The Hebrew MT reading of this verse is as follows:
ורגלי ידי כארי
This reading can be translated as it is in Jewish translations as:
..like a lion, they are at my hands and my feet
Before the uncovering of the DSS (Dead Sea Scrolls), there were virtually no authoritative mss with a Hebrew basis for this reading. The only textual foundation for this reading was the LXX. However, the DSS display a preference for the “Christological reading” of “they have pierced.” Yet, again, it must be emphasized, that the KJV translators allowed the LXX to influence their translation.
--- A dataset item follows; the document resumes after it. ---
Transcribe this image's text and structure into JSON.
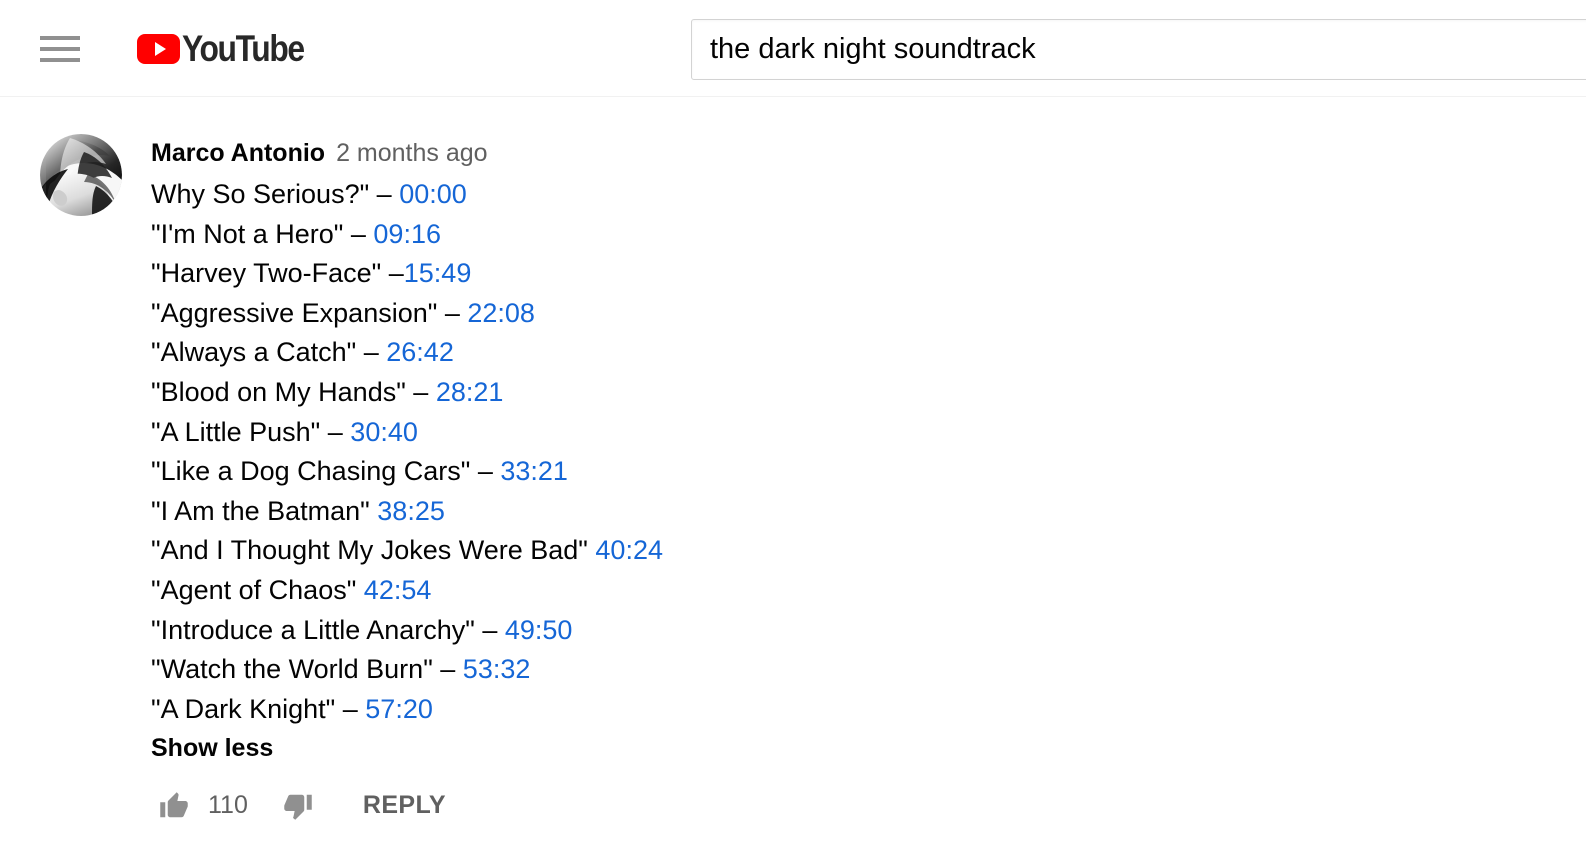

The DSS not only evidence a Hebrew mss preference for the “pierced reading” they also contain Greek translations of the OT that fall within the LXX family of texts. Additionally, there are Hebrew mss among the DSS that fall both into the proto-Masoretic (Babylonian), Palestinian, and Egyptian-LXX families of textual variance. To argue that the LXX did not exist before the completion of the NT is to ignore this evidence.
The NT itself quotes frequently, though not exclusively, from the LXX textual family. Examples of this can be found by comparing, in the KJV, the readings of Isaiah 40:3 compared with Matthew 3:3 where the NT agrees with the LXX. Additional examples of the same can be found in Isaiah 61:1 and Luke 4:18; Isaiah 29:13 and Mark 7:8; et. al. in which the NT Greek quotation of the OT differs from the Hebrew in favor of the LXX reading.
The example of Psalm 22:16 is interesting as it pertains to a single-letter variation that can be easily corrected. The difference is between a yod (“jot”) and a waw (or vav). If the interpretation of Jesus that Daniels’ makes regarding the preservation of the each “jot” is correct, then Jesus’ statement is wrong, and Jesus is either a lunatic or a liar (to use popular parlance, though I prefer to not to be so polarized). The KJV prefers the LXX reading here (and elsewhere) despite the reading of the MT.
I conclude: textually critical consideration of the LXX was good enough for King James, and it is good enough for me!